• [What needs to be done]: Using the records below, locate all lines containing "color" and return them.
-- Exercise input follows --
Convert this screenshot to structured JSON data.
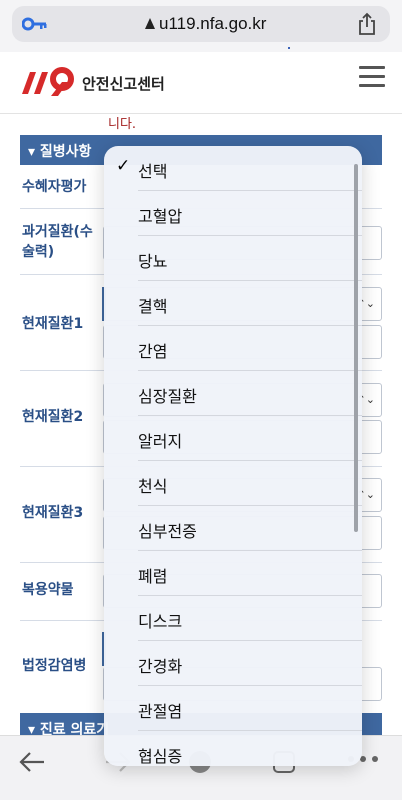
{
  "browser": {
    "url": "u119.nfa.go.kr"
  },
  "site": {
    "brand": "안전신고센터"
  },
  "page": {
    "warning_fragment": "니다.",
    "section_1": "질병사항",
    "section_2": "진료 의료기",
    "rows": [
      {
        "label": "수혜자평가"
      },
      {
        "label": "과거질환(수\n술력)"
      },
      {
        "label": "현재질환1"
      },
      {
        "label": "현재질환2"
      },
      {
        "label": "현재질환3"
      },
      {
        "label": "복용약물"
      },
      {
        "label": "법정감염병"
      }
    ]
  },
  "dropdown": {
    "selected": "선택",
    "options": [
      "선택",
      "고혈압",
      "당뇨",
      "결핵",
      "간염",
      "심장질환",
      "알러지",
      "천식",
      "심부전증",
      "폐렴",
      "디스크",
      "간경화",
      "관절염",
      "협심증"
    ]
  }
}
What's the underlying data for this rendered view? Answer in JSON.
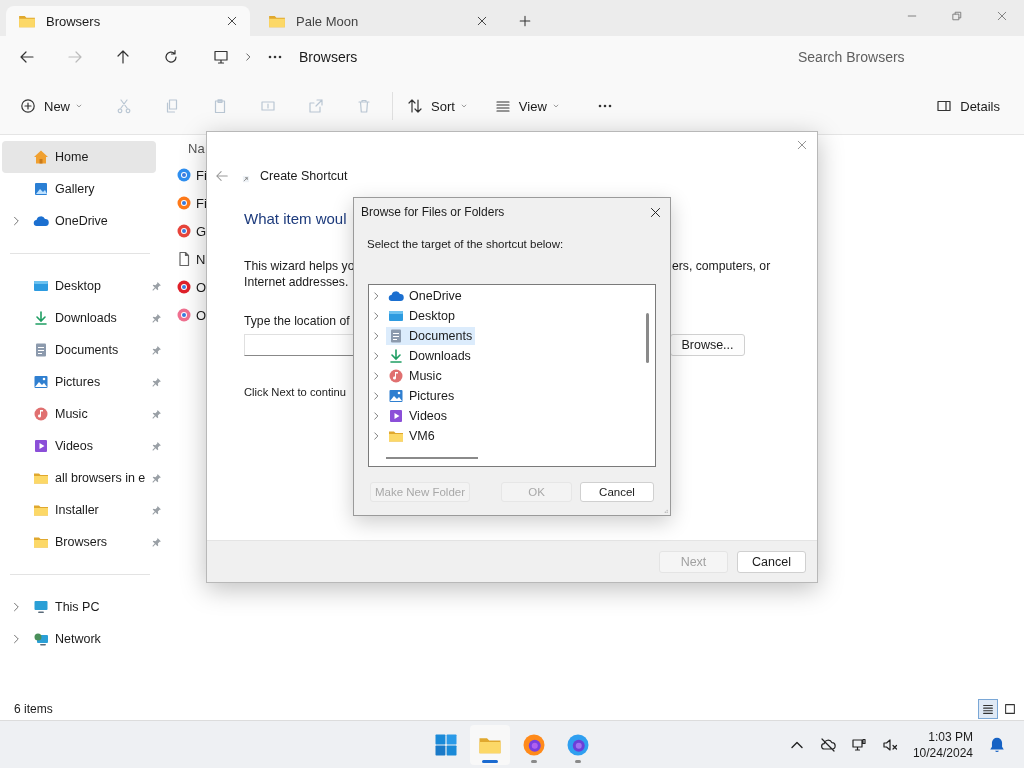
{
  "tabs": [
    {
      "label": "Browsers",
      "selected": true
    },
    {
      "label": "Pale Moon",
      "selected": false
    }
  ],
  "nav": [
    {
      "kind": "back",
      "disabled": false
    },
    {
      "kind": "forward",
      "disabled": true
    },
    {
      "kind": "up",
      "disabled": false
    },
    {
      "kind": "refresh",
      "disabled": false
    }
  ],
  "address": {
    "location": "Browsers"
  },
  "search": {
    "placeholder": "Search Browsers"
  },
  "toolbar": [
    {
      "kind": "new",
      "label": "New",
      "disabled": false
    },
    {
      "kind": "cut",
      "disabled": true
    },
    {
      "kind": "copy",
      "disabled": true
    },
    {
      "kind": "paste",
      "disabled": true
    },
    {
      "kind": "rename",
      "disabled": true
    },
    {
      "kind": "share",
      "disabled": true
    },
    {
      "kind": "delete",
      "disabled": true
    },
    {
      "kind": "sort",
      "label": "Sort",
      "disabled": false
    },
    {
      "kind": "view",
      "label": "View",
      "disabled": false
    },
    {
      "kind": "more",
      "disabled": false
    }
  ],
  "details_button": "Details",
  "sidebar": [
    [
      {
        "label": "Home",
        "kind": "home",
        "selected": true,
        "expandable": false,
        "pinned": false
      },
      {
        "label": "Gallery",
        "kind": "gallery",
        "selected": false,
        "expandable": false,
        "pinned": false
      },
      {
        "label": "OneDrive",
        "kind": "onedrive",
        "selected": false,
        "expandable": true,
        "pinned": false
      }
    ],
    [
      {
        "label": "Desktop",
        "kind": "desktop",
        "selected": false,
        "expandable": false,
        "pinned": true
      },
      {
        "label": "Downloads",
        "kind": "downloads",
        "selected": false,
        "expandable": false,
        "pinned": true
      },
      {
        "label": "Documents",
        "kind": "documents",
        "selected": false,
        "expandable": false,
        "pinned": true
      },
      {
        "label": "Pictures",
        "kind": "pictures",
        "selected": false,
        "expandable": false,
        "pinned": true
      },
      {
        "label": "Music",
        "kind": "music",
        "selected": false,
        "expandable": false,
        "pinned": true
      },
      {
        "label": "Videos",
        "kind": "videos",
        "selected": false,
        "expandable": false,
        "pinned": true
      },
      {
        "label": "all browsers in e",
        "kind": "folder",
        "selected": false,
        "expandable": false,
        "pinned": true
      },
      {
        "label": "Installer",
        "kind": "folder",
        "selected": false,
        "expandable": false,
        "pinned": true
      },
      {
        "label": "Browsers",
        "kind": "folder",
        "selected": false,
        "expandable": false,
        "pinned": true
      }
    ],
    [
      {
        "label": "This PC",
        "kind": "pc",
        "selected": false,
        "expandable": true,
        "pinned": false
      },
      {
        "label": "Network",
        "kind": "network",
        "selected": false,
        "expandable": true,
        "pinned": false
      }
    ]
  ],
  "file_list": {
    "column_1": "Na",
    "rows": [
      {
        "name": "Fi",
        "kind": "app",
        "color": "#2f8ff0"
      },
      {
        "name": "Fi",
        "kind": "app",
        "color": "#ff7a1a"
      },
      {
        "name": "G",
        "kind": "app",
        "color": "#e8453c"
      },
      {
        "name": "N",
        "kind": "file"
      },
      {
        "name": "O",
        "kind": "app",
        "color": "#e0202a"
      },
      {
        "name": "O",
        "kind": "app",
        "color": "#f07090"
      }
    ]
  },
  "status_bar": {
    "count": "6 items",
    "views": [
      {
        "kind": "details",
        "selected": true
      },
      {
        "kind": "tiles",
        "selected": false
      }
    ]
  },
  "wizard": {
    "title": "Create Shortcut",
    "heading": "What item woul",
    "intro_left": [
      "This wizard helps yo",
      "Internet addresses."
    ],
    "intro_right": "ers, computers, or",
    "location_label": "Type the location of",
    "browse_button": "Browse...",
    "continue_text": "Click Next to continu",
    "buttons": [
      {
        "label": "Next",
        "disabled": true
      },
      {
        "label": "Cancel",
        "disabled": false
      }
    ]
  },
  "browse_dialog": {
    "title": "Browse for Files or Folders",
    "prompt": "Select the target of the shortcut below:",
    "tree": [
      {
        "label": "OneDrive",
        "kind": "onedrive",
        "selected": false
      },
      {
        "label": "Desktop",
        "kind": "desktop",
        "selected": false
      },
      {
        "label": "Documents",
        "kind": "documents",
        "selected": true
      },
      {
        "label": "Downloads",
        "kind": "downloads",
        "selected": false
      },
      {
        "label": "Music",
        "kind": "music",
        "selected": false
      },
      {
        "label": "Pictures",
        "kind": "pictures",
        "selected": false
      },
      {
        "label": "Videos",
        "kind": "videos",
        "selected": false
      },
      {
        "label": "VM6",
        "kind": "folder",
        "selected": false
      }
    ],
    "buttons": [
      {
        "label": "Make New Folder",
        "disabled": true
      },
      {
        "label": "OK",
        "disabled": true
      },
      {
        "label": "Cancel",
        "disabled": false
      }
    ]
  },
  "taskbar": {
    "apps": [
      {
        "kind": "start",
        "open": false,
        "active": false
      },
      {
        "kind": "explorer",
        "open": true,
        "active": true
      },
      {
        "kind": "firefox",
        "open": true,
        "active": false
      },
      {
        "kind": "firefox-dev",
        "open": true,
        "active": false
      }
    ],
    "time": "1:03 PM",
    "date": "10/24/2024"
  }
}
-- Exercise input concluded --
• [Response area]:
        "color": "#2f8ff0"
        "color": "#ff7a1a"
        "color": "#e8453c"
        "color": "#e0202a"
        "color": "#f07090"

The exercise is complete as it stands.